Why Low-Latency Video Return Feeds are Essential for Live Broadcast Production
Video return feeds are not the most glamorous application of broadcast technology, but they are essential in creating the most compelling live content. When your contributors are working from a remote location, video returns enable field crews to view and collaborate with resources from the broadcast center in real-time.
Return feeds typically provide:
- Real-time confidence monitoring
- Bidirectional video for remote interviews
Back a number of years ago, the only “return” field crews had was audio, over telephone, and in some cases the live broadcast playout from a direct to home (DTH) satellite downlink. With the advent of video streaming, a much richer set of video channels can now be delivered to the field.
I was recently awakened to the production value of return feeds after visiting three of our customers in the field.
The first was to RSI, a Swiss broadcaster which constantly delivers production video streams to its fleet of OB vans so that they are aware of the current playout. The second was to Cheddar TV, an OTT-only news channel in New York City which uses return feeds to transmit video from the broadcast center back to the field. And the third visit was to a major American broadcaster, whose over 250 field directors, technicians, and remote talent rely on accessing any feed from the broadcast center for production monitoring, teleprompting, and bidirectional remote interviews.
After much discussion with these three broadcasters, I learned that there are four things they take into consideration for their video return feeds – latency, security, scalability, and viewing.
Have you ever tried to have a phone conversation where there was significant delay on the line? Almost impossible, right? The synchronization between central production and remote staff relies on minimizing the latency (delay) between the sender of the video and the receiver. Latency is typically introduced in one or more of three fashions. It can be introduced by the video encoder when compressing and processing source video, the network, or by the decoder as it brings the content to the broadcast center.
Some video encoders can create up to 3-4 seconds of latency while a satellite network can add up to 10 seconds. To minimize latency, broadcasters should look to high-performance encoders specifically designed for low latency contribution and return feeds, such as our Makito X video encoder series which can meet a targeted end to end latency under 200 milliseconds for remote interviews and less than 500 milliseconds for return video feeds.

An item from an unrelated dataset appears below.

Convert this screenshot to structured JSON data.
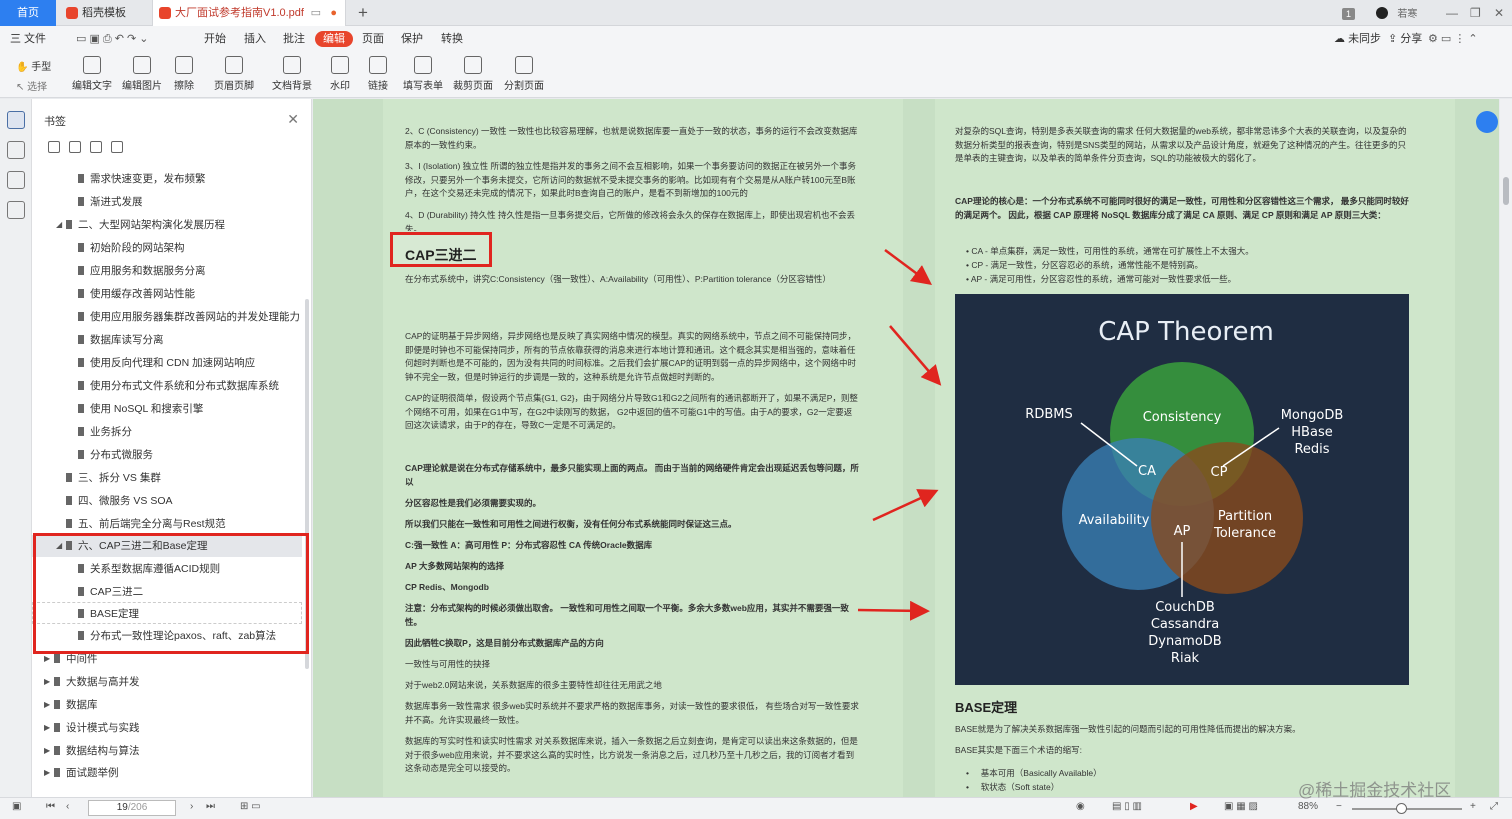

When relying on IP networks including the internet, broadcasters need to keep their content safe from piracy. Encoders that support the SRT streaming protocol can add AES encryption so that your streams are delivered across an IP network securely.
Sending a video stream to the field should be as easy as setting up an encoder and making sure that the video can get to the destination even through a firewall. And while that works fine for a single remote source, it gets trickier when you need to scale your return feeds to serve all of your field techs. By using a cloud-based streaming solution (a media gateway) the stream you transmit from the broadcast center can easily be sent to many remote locations and devices.
For viewing return feeds, broadcasters may choose to rely on a dedicated low-latency decoder such as those which are integrated within remote studios or OB vans. However, streaming protocols, such as SRT, can also be decoded by set top boxes, media players, and even mobile devices. These lower-powered players may introduce a few hundred milliseconds of latency, but will serve the purpose very well. For example, some broadcasters will use an iPad under a camera to show the return teleprompter.
There are multiple applications for return feeds and every broadcaster has their own specific requirements, depending on production workflows and content type – all of them will benefit from low latency. Additionally, content security should always be a key concern, especially for playout streams. Reliability and ease of use is key to empowering field staff. Setting up a return feed should assist field staff and talent, not encumber them. There are many ways to view and display return feeds – it is important to choose the hardware or software decoder and player that are best suited for the task at hand.
If you would like to learn more about our low-latency encoders, used every day by thousands of live producers and broadcast engineers, please take a look at our encoder superguide, The Definitive Guide to Haivision Encoder Technology and Hardware.